Problem details> Please give the records below back in full, exactly as shown.

***** Dataset content *****

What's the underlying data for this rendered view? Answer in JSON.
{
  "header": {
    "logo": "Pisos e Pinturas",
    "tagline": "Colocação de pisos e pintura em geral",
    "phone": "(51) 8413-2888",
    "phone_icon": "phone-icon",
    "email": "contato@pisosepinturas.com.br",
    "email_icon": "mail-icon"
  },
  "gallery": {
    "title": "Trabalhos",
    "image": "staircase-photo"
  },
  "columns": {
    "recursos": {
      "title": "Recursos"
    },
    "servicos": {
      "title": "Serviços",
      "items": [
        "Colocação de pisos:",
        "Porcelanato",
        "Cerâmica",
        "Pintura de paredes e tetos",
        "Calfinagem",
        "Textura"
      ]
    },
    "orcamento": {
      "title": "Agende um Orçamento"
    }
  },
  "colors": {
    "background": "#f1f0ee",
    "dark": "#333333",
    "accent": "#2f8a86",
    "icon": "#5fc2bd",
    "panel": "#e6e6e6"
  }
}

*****

Exercise response>
What's the underlying data for this rendered view? Answer in JSON.
{
  "header": {
    "logo": "Pisos e Pinturas",
    "tagline": "Colocação de pisos e pintura em geral",
    "phone": "(51) 8413-2888",
    "phone_icon": "phone-icon",
    "email": "contato@pisosepinturas.com.br",
    "email_icon": "mail-icon"
  },
  "gallery": {
    "title": "Trabalhos",
    "image": "staircase-photo"
  },
  "columns": {
    "recursos": {
      "title": "Recursos"
    },
    "servicos": {
      "title": "Serviços",
      "items": [
        "Colocação de pisos:",
        "Porcelanato",
        "Cerâmica",
        "Pintura de paredes e tetos",
        "Calfinagem",
        "Textura"
      ]
    },
    "orcamento": {
      "title": "Agende um Orçamento"
    }
  },
  "colors": {
    "background": "#f1f0ee",
    "dark": "#333333",
    "accent": "#2f8a86",
    "icon": "#5fc2bd",
    "panel": "#e6e6e6"
  }
}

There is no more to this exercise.